Segment Start: Source data

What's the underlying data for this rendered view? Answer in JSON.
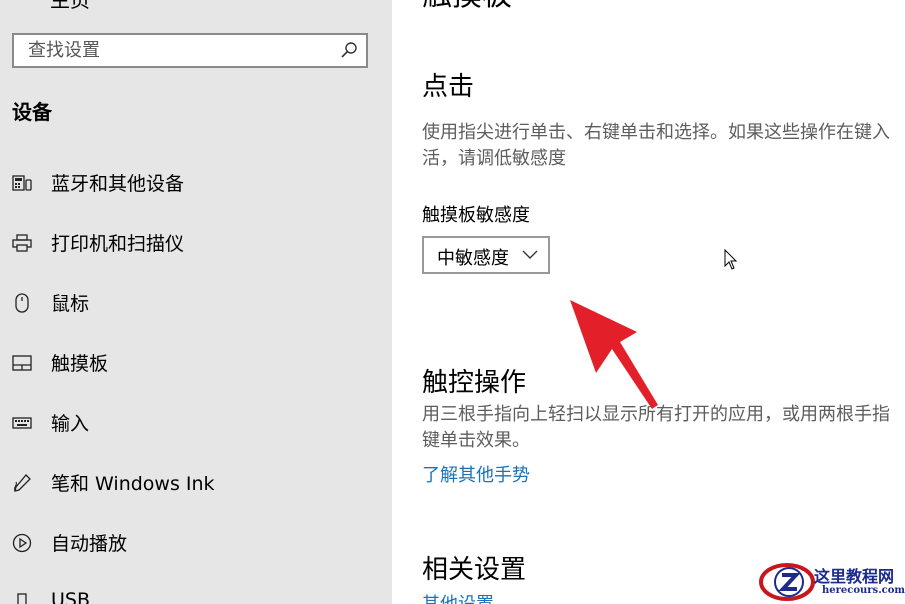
{
  "sidebar": {
    "top_cut_label": "主页",
    "search": {
      "placeholder": "查找设置"
    },
    "section_title": "设备",
    "items": [
      {
        "label": "蓝牙和其他设备",
        "icon": "bluetooth-devices-icon"
      },
      {
        "label": "打印机和扫描仪",
        "icon": "printer-icon"
      },
      {
        "label": "鼠标",
        "icon": "mouse-icon"
      },
      {
        "label": "触摸板",
        "icon": "touchpad-icon"
      },
      {
        "label": "输入",
        "icon": "keyboard-icon"
      },
      {
        "label": "笔和 Windows Ink",
        "icon": "pen-icon"
      },
      {
        "label": "自动播放",
        "icon": "autoplay-icon"
      },
      {
        "label": "USB",
        "icon": "usb-icon"
      }
    ]
  },
  "main": {
    "page_title": "触摸板",
    "taps": {
      "heading": "点击",
      "description": "使用指尖进行单击、右键单击和选择。如果这些操作在键入\n活，请调低敏感度",
      "sensitivity_label": "触摸板敏感度",
      "sensitivity_value": "中敏感度"
    },
    "touch_gestures": {
      "heading": "触控操作",
      "description": "用三根手指向上轻扫以显示所有打开的应用，或用两根手指\n键单击效果。",
      "link": "了解其他手势"
    },
    "related": {
      "heading": "相关设置",
      "link": "其他设置"
    }
  },
  "watermark": {
    "title": "这里教程网",
    "domain": "herecours.com"
  },
  "colors": {
    "sidebar_bg": "#e6e6e6",
    "link": "#1a73b8",
    "arrow": "#e3202a"
  }
}
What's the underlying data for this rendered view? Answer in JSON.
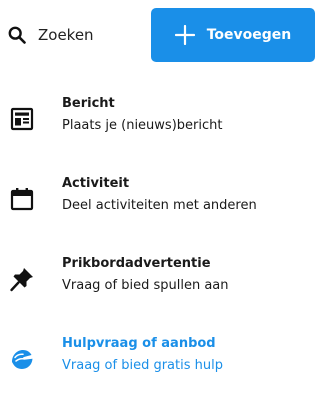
{
  "colors": {
    "accent": "#1a8fe8",
    "text": "#1a1a1a"
  },
  "header": {
    "search_label": "Zoeken",
    "add_label": "Toevoegen"
  },
  "menu": {
    "items": [
      {
        "icon": "article-icon",
        "title": "Bericht",
        "subtitle": "Plaats je (nieuws)bericht"
      },
      {
        "icon": "calendar-icon",
        "title": "Activiteit",
        "subtitle": "Deel activiteiten met anderen"
      },
      {
        "icon": "pushpin-icon",
        "title": "Prikbordadvertentie",
        "subtitle": "Vraag of bied spullen aan"
      },
      {
        "icon": "helping-hand-icon",
        "title": "Hulpvraag of aanbod",
        "subtitle": "Vraag of bied gratis hulp",
        "active": true
      }
    ]
  }
}
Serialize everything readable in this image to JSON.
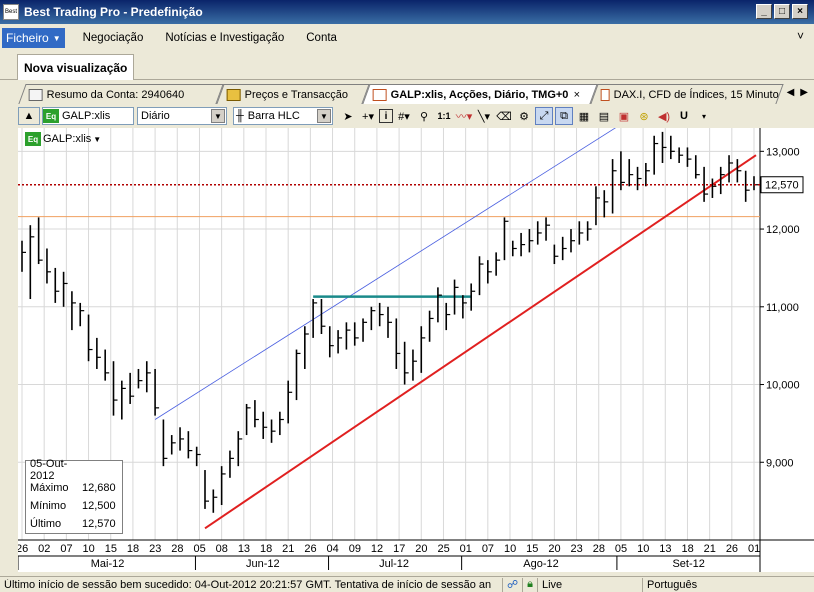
{
  "window": {
    "title": "Best Trading Pro - Predefinição",
    "app_icon_text": "Best",
    "min": "_",
    "max": "□",
    "close": "×"
  },
  "menu": {
    "items": [
      "Ficheiro",
      "Negociação",
      "Notícias e Investigação",
      "Conta"
    ]
  },
  "view_tab": "Nova visualização",
  "doc_tabs": [
    {
      "label": "Resumo da Conta: 2940640"
    },
    {
      "label": "Preços e Transacção"
    },
    {
      "label": "GALP:xlis, Acções, Diário, TMG+0"
    },
    {
      "label": "DAX.I, CFD de Índices, 15 Minuto"
    }
  ],
  "toolbar": {
    "symbol": "GALP:xlis",
    "interval": "Diário",
    "chart_style": "Barra HLC",
    "ratio_label": "1:1"
  },
  "chart_symbol_label": "GALP:xlis",
  "info": {
    "date": "05-Out-2012",
    "rows": [
      {
        "label": "Máximo",
        "value": "12,680"
      },
      {
        "label": "Mínimo",
        "value": "12,500"
      },
      {
        "label": "Último",
        "value": "12,570"
      }
    ]
  },
  "status": {
    "message": "Último início de sessão bem sucedido: 04-Out-2012 20:21:57 GMT. Tentativa de início de sessão an",
    "live": "Live",
    "language": "Português"
  },
  "colors": {
    "support_line": "#e02020",
    "channel_line": "#4a5fe0",
    "resistance_line": "#1a8a8a",
    "last_price_line": "#b00000",
    "orange_line": "#f0a060"
  },
  "chart_data": {
    "type": "bar",
    "style": "HLC",
    "y_ticks": [
      "9,000",
      "10,000",
      "11,000",
      "12,000",
      "13,000"
    ],
    "ylim": [
      8000,
      13300
    ],
    "last_price_label": "12,570",
    "last_price": 12570,
    "orange_level": 12160,
    "x_day_labels": [
      "26",
      "02",
      "07",
      "10",
      "15",
      "18",
      "23",
      "28",
      "05",
      "08",
      "13",
      "18",
      "21",
      "26",
      "04",
      "09",
      "12",
      "17",
      "20",
      "25",
      "01",
      "07",
      "10",
      "15",
      "20",
      "23",
      "28",
      "05",
      "10",
      "13",
      "18",
      "21",
      "26",
      "01"
    ],
    "x_month_labels": [
      "Mai-12",
      "Jun-12",
      "Jul-12",
      "Ago-12",
      "Set-12"
    ],
    "bars": [
      [
        11.85,
        11.45,
        11.7
      ],
      [
        12.05,
        11.1,
        11.9
      ],
      [
        12.15,
        11.55,
        11.6
      ],
      [
        11.75,
        11.3,
        11.45
      ],
      [
        11.5,
        11.05,
        11.2
      ],
      [
        11.45,
        11.0,
        11.3
      ],
      [
        11.2,
        10.7,
        11.05
      ],
      [
        11.05,
        10.75,
        10.95
      ],
      [
        10.9,
        10.3,
        10.45
      ],
      [
        10.6,
        10.2,
        10.35
      ],
      [
        10.45,
        10.05,
        10.15
      ],
      [
        10.3,
        9.6,
        9.8
      ],
      [
        10.05,
        9.55,
        9.95
      ],
      [
        10.15,
        9.75,
        9.85
      ],
      [
        10.2,
        9.95,
        10.05
      ],
      [
        10.3,
        9.9,
        10.15
      ],
      [
        10.2,
        9.6,
        9.7
      ],
      [
        9.55,
        8.95,
        9.05
      ],
      [
        9.35,
        9.1,
        9.25
      ],
      [
        9.45,
        9.15,
        9.3
      ],
      [
        9.4,
        9.05,
        9.15
      ],
      [
        9.2,
        8.95,
        9.1
      ],
      [
        8.9,
        8.4,
        8.5
      ],
      [
        8.65,
        8.35,
        8.55
      ],
      [
        8.95,
        8.45,
        8.85
      ],
      [
        9.15,
        8.8,
        9.05
      ],
      [
        9.4,
        8.95,
        9.3
      ],
      [
        9.75,
        9.35,
        9.7
      ],
      [
        9.8,
        9.45,
        9.55
      ],
      [
        9.65,
        9.3,
        9.45
      ],
      [
        9.55,
        9.25,
        9.4
      ],
      [
        9.65,
        9.35,
        9.55
      ],
      [
        10.05,
        9.5,
        9.9
      ],
      [
        10.45,
        9.8,
        10.4
      ],
      [
        10.75,
        10.2,
        10.65
      ],
      [
        11.1,
        10.6,
        11.05
      ],
      [
        11.1,
        10.65,
        10.75
      ],
      [
        10.75,
        10.35,
        10.5
      ],
      [
        10.7,
        10.4,
        10.6
      ],
      [
        10.8,
        10.45,
        10.7
      ],
      [
        10.8,
        10.5,
        10.6
      ],
      [
        10.85,
        10.55,
        10.8
      ],
      [
        11.0,
        10.7,
        10.95
      ],
      [
        11.05,
        10.75,
        10.9
      ],
      [
        11.0,
        10.6,
        10.8
      ],
      [
        10.85,
        10.2,
        10.4
      ],
      [
        10.55,
        10.0,
        10.15
      ],
      [
        10.45,
        10.05,
        10.3
      ],
      [
        10.75,
        10.15,
        10.6
      ],
      [
        10.95,
        10.55,
        10.85
      ],
      [
        11.25,
        10.8,
        11.15
      ],
      [
        11.05,
        10.7,
        10.9
      ],
      [
        11.35,
        10.9,
        11.25
      ],
      [
        11.15,
        10.85,
        11.05
      ],
      [
        11.3,
        10.95,
        11.2
      ],
      [
        11.65,
        11.15,
        11.55
      ],
      [
        11.6,
        11.3,
        11.45
      ],
      [
        11.7,
        11.4,
        11.6
      ],
      [
        12.15,
        11.6,
        12.1
      ],
      [
        11.85,
        11.65,
        11.75
      ],
      [
        11.95,
        11.65,
        11.8
      ],
      [
        12.0,
        11.7,
        11.85
      ],
      [
        12.1,
        11.8,
        11.95
      ],
      [
        12.15,
        11.85,
        12.05
      ],
      [
        11.8,
        11.55,
        11.65
      ],
      [
        11.9,
        11.6,
        11.75
      ],
      [
        12.0,
        11.7,
        11.85
      ],
      [
        12.1,
        11.8,
        11.95
      ],
      [
        12.1,
        11.85,
        12.0
      ],
      [
        12.55,
        12.05,
        12.4
      ],
      [
        12.5,
        12.15,
        12.35
      ],
      [
        12.9,
        12.2,
        12.75
      ],
      [
        13.0,
        12.5,
        12.6
      ],
      [
        12.9,
        12.55,
        12.7
      ],
      [
        12.8,
        12.5,
        12.65
      ],
      [
        12.85,
        12.55,
        12.75
      ],
      [
        13.2,
        12.7,
        13.1
      ],
      [
        13.25,
        12.85,
        13.05
      ],
      [
        13.2,
        12.9,
        13.0
      ],
      [
        13.05,
        12.85,
        12.95
      ],
      [
        13.05,
        12.8,
        12.9
      ],
      [
        12.95,
        12.65,
        12.7
      ],
      [
        12.8,
        12.35,
        12.45
      ],
      [
        12.65,
        12.4,
        12.55
      ],
      [
        12.8,
        12.45,
        12.7
      ],
      [
        12.95,
        12.6,
        12.85
      ],
      [
        12.9,
        12.6,
        12.75
      ],
      [
        12.75,
        12.35,
        12.5
      ],
      [
        12.68,
        12.5,
        12.57
      ]
    ]
  }
}
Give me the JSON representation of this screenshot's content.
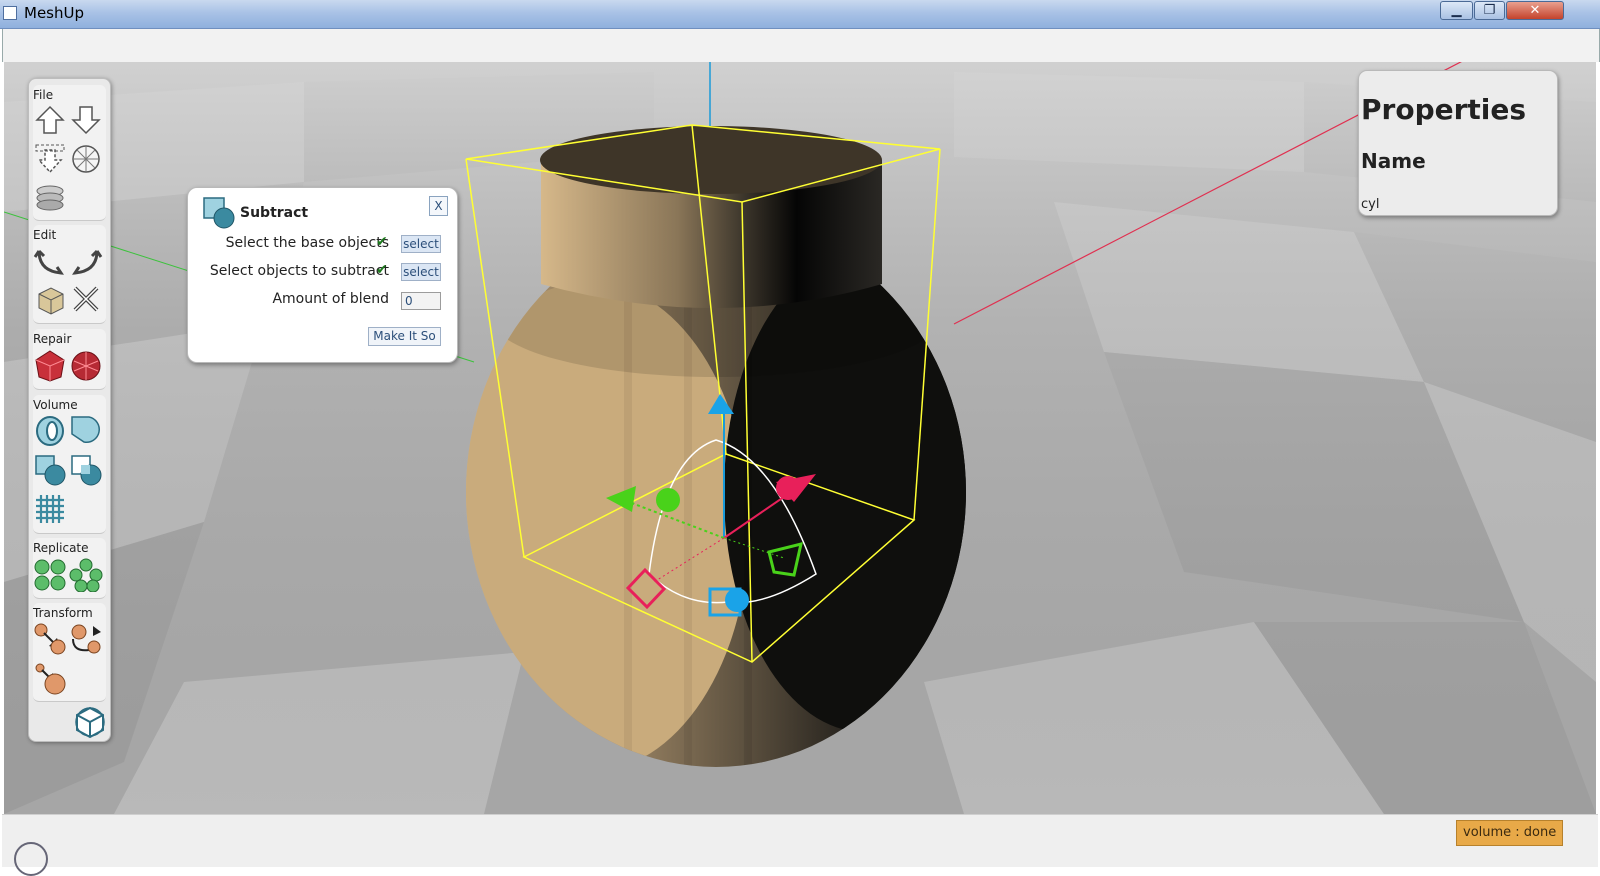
{
  "window": {
    "title": "MeshUp",
    "minimize": "▁",
    "maximize": "❐",
    "close": "✕"
  },
  "palette": {
    "sections": [
      {
        "label": "File",
        "tools": [
          "import-up-icon",
          "export-down-icon",
          "save-selection-icon",
          "sphere-mesh-icon",
          "stack-icon"
        ]
      },
      {
        "label": "Edit",
        "tools": [
          "undo-icon",
          "redo-icon",
          "duplicate-cube-icon",
          "delete-x-icon"
        ]
      },
      {
        "label": "Repair",
        "tools": [
          "repair-mesh-icon",
          "repair-mesh-alt-icon"
        ]
      },
      {
        "label": "Volume",
        "tools": [
          "hollow-icon",
          "union-icon",
          "subtract-icon",
          "intersect-icon",
          "lattice-icon"
        ]
      },
      {
        "label": "Replicate",
        "tools": [
          "replicate-grid-icon",
          "replicate-cluster-icon"
        ]
      },
      {
        "label": "Transform",
        "tools": [
          "move-icon",
          "rotate-icon",
          "scale-icon"
        ]
      }
    ],
    "bottom_icon": "view-cube-icon"
  },
  "dialog": {
    "title": "Subtract",
    "close_label": "X",
    "rows": [
      {
        "label": "Select the base objects",
        "check": "✔",
        "button": "select"
      },
      {
        "label": "Select objects to subtract",
        "check": "✔",
        "button": "select"
      }
    ],
    "blend_label": "Amount of blend",
    "blend_value": "0",
    "action_label": "Make It So"
  },
  "properties": {
    "title": "Properties",
    "field_label": "Name",
    "field_value": "cyl"
  },
  "status": {
    "badge": "volume : done"
  },
  "colors": {
    "ground": "#a9a9a9",
    "bbox": "#ffff33",
    "x_axis": "#e8205a",
    "y_axis": "#49d21a",
    "z_axis": "#1aa3e8",
    "mesh_light": "#c8a97b",
    "mesh_dark": "#1b1a15",
    "status_badge": "#e8a948"
  }
}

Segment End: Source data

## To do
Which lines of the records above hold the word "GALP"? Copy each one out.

## Completed task
      "label": "GALP:xlis, Acções, Diário, TMG+0"
    "symbol": "GALP:xlis",
  "chart_symbol_label": "GALP:xlis",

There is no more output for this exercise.